How is Transurethral Resection of the Prostate performed?
TURP is performed by using an instrument inserted through the urethra to reach the prostate. There are two other similar types of surgeries, namely:
Transurethral Incision of the Prostate (TUIP) – It widens the urethra by making small incisions in the bladder neck and in the prostate gland.
Transurethral Laser Incision of the Prostate (TULIP) – This is an ultra-modern treatment technique that uses a laser beam to melt the affected tissue by generating heat.
TURP is a simple procedure. The surgeon will administer general anesthesia. A cystoscope is inserted to allow the doctor a better look at the bladder tissue. Once the thick tissue capsule is located, the surgeon will insert another device through the urethral opening at the tip of the penis and remove the thickened tissue mass which had blocked the urine.
Once the tissue mass has been completely removed, the doctor will then insert a catheter to remove the urine from the bladder.
What are the symptoms of BPH?
BPH shows these following symptoms:
Difficulty in starting urinating
Frequent urination, especially at night
Slow/dribbling urine flow
Incomplete emptying of the bladder
Painful/burning sensation while urinating
How is BPH diagnosed?
The doctor will perform a complete physical examination and the following procedures to determine the development of BPH in a person.
DRE (digital rectal exam) – It is advised for men over 50 to get this test done once a year. This is a physical exam to check the prostate through the wall of the rectum for lumps or hardened areas.
PSA (prostate specific antigen) test – This test is also advised annually for men over 50 years of age. This test helps to measure the levels of this prostate antigen. Cancer, BPH and prostatitis (infection) are known to raise the PSA levels in men.
If the doctor suspects the development of BPH, they will refer you to a urologist for additional tests, such as blood tests and urine tests.

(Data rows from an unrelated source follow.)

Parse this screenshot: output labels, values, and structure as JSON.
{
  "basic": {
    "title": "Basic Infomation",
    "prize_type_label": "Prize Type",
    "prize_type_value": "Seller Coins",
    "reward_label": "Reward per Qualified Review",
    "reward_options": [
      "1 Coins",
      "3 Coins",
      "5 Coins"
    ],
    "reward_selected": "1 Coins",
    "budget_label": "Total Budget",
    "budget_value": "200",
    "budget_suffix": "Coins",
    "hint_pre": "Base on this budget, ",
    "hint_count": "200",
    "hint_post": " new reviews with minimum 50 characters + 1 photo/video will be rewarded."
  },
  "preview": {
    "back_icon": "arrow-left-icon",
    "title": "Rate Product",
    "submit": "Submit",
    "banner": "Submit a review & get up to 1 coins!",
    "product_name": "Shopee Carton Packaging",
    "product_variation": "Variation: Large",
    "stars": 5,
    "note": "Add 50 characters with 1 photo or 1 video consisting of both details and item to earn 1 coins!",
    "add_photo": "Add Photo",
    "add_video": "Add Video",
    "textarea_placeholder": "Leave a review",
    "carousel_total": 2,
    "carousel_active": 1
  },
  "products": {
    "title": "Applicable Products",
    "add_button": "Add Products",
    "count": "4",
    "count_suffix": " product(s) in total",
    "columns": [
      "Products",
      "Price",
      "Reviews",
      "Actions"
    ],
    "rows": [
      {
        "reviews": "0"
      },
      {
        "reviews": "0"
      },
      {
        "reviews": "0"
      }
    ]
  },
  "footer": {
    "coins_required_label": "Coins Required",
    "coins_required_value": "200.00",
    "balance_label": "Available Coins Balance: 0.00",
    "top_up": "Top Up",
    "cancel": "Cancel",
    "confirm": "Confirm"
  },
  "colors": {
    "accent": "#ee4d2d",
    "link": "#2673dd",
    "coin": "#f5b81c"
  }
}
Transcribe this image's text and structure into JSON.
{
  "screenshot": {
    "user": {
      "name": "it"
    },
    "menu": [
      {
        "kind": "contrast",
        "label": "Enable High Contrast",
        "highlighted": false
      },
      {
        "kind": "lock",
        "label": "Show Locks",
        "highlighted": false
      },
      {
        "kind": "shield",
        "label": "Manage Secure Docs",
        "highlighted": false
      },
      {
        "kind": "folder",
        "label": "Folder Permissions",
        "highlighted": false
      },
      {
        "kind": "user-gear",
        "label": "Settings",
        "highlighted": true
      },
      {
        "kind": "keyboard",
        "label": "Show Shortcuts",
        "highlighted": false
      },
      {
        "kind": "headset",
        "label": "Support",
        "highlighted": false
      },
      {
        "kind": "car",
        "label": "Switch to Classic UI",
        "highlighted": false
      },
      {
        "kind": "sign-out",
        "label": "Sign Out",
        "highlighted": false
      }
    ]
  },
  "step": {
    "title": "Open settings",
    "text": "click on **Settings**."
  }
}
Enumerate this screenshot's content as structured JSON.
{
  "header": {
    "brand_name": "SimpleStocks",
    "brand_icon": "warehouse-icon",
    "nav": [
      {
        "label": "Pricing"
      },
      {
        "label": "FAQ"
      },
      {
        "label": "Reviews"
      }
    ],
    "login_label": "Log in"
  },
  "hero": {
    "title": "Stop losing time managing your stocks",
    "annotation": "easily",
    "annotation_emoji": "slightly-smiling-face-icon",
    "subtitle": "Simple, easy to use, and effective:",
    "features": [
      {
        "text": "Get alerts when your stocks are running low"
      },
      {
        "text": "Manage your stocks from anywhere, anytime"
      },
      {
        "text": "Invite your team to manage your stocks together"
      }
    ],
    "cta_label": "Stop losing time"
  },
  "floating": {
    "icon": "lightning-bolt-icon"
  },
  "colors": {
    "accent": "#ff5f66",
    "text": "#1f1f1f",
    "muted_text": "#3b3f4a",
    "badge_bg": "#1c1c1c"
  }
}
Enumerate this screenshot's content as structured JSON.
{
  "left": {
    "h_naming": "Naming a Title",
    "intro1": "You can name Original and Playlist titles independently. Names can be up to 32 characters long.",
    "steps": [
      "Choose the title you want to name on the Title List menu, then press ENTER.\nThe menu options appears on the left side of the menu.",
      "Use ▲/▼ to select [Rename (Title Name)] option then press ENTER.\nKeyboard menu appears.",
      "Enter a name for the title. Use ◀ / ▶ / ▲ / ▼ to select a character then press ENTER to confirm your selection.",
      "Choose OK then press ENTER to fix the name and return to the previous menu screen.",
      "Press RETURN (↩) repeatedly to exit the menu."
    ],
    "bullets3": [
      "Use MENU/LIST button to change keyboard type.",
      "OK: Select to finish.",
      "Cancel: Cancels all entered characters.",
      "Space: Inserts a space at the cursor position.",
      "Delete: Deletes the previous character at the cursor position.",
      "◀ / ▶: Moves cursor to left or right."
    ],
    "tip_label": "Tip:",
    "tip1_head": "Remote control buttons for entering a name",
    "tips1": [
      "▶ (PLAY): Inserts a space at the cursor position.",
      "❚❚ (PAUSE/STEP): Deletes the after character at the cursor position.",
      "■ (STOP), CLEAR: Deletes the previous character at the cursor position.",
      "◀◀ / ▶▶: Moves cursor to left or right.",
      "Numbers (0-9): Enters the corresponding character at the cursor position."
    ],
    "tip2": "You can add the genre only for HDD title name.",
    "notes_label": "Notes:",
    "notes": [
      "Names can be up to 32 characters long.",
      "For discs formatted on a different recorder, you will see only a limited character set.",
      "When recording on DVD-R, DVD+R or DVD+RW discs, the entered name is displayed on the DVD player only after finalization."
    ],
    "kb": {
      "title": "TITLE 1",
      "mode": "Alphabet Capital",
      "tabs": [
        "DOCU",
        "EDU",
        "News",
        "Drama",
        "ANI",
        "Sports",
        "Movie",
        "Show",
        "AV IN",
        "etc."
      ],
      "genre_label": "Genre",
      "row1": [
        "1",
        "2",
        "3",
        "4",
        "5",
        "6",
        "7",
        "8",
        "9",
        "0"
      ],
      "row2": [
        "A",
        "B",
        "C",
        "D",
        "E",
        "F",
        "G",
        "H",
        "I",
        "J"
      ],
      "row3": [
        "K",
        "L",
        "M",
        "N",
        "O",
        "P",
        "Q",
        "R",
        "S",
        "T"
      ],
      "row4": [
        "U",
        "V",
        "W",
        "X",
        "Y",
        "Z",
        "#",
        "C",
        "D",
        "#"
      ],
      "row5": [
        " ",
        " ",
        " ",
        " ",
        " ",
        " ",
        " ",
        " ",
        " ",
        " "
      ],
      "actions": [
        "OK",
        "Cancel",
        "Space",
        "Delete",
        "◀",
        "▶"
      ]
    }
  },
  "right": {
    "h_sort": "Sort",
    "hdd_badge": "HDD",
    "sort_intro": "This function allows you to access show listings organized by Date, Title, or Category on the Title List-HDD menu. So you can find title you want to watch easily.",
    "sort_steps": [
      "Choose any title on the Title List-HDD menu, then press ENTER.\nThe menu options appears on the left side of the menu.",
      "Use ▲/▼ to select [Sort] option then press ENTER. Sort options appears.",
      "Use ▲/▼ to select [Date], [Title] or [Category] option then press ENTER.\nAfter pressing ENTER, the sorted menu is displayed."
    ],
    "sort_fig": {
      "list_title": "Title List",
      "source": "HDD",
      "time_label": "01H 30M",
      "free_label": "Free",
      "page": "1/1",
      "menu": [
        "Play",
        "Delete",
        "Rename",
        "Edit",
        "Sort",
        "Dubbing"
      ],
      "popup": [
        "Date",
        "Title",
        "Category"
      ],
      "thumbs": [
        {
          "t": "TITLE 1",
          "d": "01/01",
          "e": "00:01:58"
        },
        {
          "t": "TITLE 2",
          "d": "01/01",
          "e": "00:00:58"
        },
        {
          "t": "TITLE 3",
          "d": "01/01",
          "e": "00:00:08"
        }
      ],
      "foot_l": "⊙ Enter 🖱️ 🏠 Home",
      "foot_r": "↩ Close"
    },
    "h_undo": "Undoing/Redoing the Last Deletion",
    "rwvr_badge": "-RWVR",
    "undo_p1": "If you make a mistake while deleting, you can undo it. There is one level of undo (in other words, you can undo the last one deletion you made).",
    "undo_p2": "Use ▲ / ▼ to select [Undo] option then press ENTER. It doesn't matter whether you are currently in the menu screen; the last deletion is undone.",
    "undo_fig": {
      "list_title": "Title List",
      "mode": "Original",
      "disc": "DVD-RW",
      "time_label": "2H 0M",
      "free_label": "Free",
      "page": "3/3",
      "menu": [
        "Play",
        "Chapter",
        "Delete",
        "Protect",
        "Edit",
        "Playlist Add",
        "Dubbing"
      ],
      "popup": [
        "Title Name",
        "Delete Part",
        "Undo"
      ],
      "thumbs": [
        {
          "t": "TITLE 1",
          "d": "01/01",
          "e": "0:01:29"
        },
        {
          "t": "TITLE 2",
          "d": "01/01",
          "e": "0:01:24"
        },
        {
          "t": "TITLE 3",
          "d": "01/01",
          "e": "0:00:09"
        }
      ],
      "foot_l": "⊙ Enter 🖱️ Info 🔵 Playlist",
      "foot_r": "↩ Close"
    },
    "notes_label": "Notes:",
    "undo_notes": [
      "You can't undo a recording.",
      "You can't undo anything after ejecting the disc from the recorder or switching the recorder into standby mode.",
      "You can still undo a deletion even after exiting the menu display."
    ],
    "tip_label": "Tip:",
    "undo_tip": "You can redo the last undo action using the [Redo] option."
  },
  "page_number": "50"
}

How can I get ready for Transurethral Resection of the Prostate (TURP)?
These are the simple steps that help you to prepare for a TURP surgery:
Choose an experienced TURP surgeon
Buy a bulk forming natural laxative
Wear loose and comfortable clothing on the morning of the surgery
Request family or friends to help assist you in the hospital
Take a week off from work
Sleep sufficiently the night before the surgery
How to take care after Transurethral Resection of the Prostate (TURP)?
The patient wakes up in the recovery room with a catheter and IV line already attached.
Initial recovery is seen within a week. It may cause some amount of discomfort or pain due to the urinary catheter. Expect spastic convulsions of the prostate and bladder.
The doctors usually advise to avoid alcohol and sexual intercourse for at least a few weeks after the surgery. Avoid driving a car for a few weeks and keep the activities around the house to a minimum. Avoid strenuous exercise or lifting weight for at least 3 to 4 weeks. Take care of hygiene and drink plenty of fluids.
Are there any risks associated with Transurethral Resection of the Prostate (TURP)?
Advanced surgical technology has made surgical complications almost negligible for prostate surgeries. These techniques are able to avoid harm to the nerves and injury to the bladder opening.
There are certain other types of risks that are seen in a few cases, such as:
Leakage of urine
In general, the control over urination recovers within several weeks or a few months. There are rare cases of permanent urinary incontinence. Impotency is also another risk and causes erectile dysfunction. Around 40% to 60% of men are able to achieve erection. Semen is not ejaculated as the prostate gland prevents its production. This is mostly caused in elderly patients and those with other disorders.
Post-surgical risks may include:
Urinary tract infection (UTI)
How successful is Transurethral Resection of the Prostate (TURP)?
Normally, a TURP patient notices improved flow of urine after the catheter is removed. The exact condition of each patient will determine the specific success rate and recovery period. These will include the patient’s age and overall state of health.
There may be slightly discomforting symptoms seen following the surgery, such as bladder spasms, hematuria, painful urination and problems with urinating. The doctor will advise you on the measures to take and remove these symptoms effectively.
Complete recovery after a TURP may often take up to a year and most patients are satisfied with the results.
What are the alternative treatments for BPH?
Conventional surgeries for treating BPH in a person include:
Interstitial Coagulation – In this, a laser beam device is inserted through the urethra using a catheter. It generates heat to destroy the targeted thickened tissue mass.
Transurethral Needle Ablation (TUNA) – This technique requires using radio waves to destroy the enlarged prostate.
Transurethral electro-vaporization – A modified version of TURP, it uses a device which emits electric waves to destroy the enlarged tissue cells.
Photoselective Vaporization of the Prostate (PVP) – A strong laser beam is used to vaporize the enlarged tissue in a short procedure.
Transurethral Incision of the Prostate (TUIP) – This procedure involves making a small incision in the bladder and the sphincter muscles to release tension.
Transurethral Microwave Thermotherapy (TUMT) – This procedure shrinks the enlarged prostate using heat generated by microwave energy through a device inserted in the urethral opening in the penis. This is a short outpatient procedure.
Water Induced Thermotherapy (WIT) – This procedure requires using a closed-loop catheter system. It maintains a constant temperature in the hot water.
Balloon Dilation – This procedure involves using a catheter to insert a small surgical balloon through the urethra till the blockage. The balloon is inflated to widen the urinary channel. This technique provides relief for a few years at least.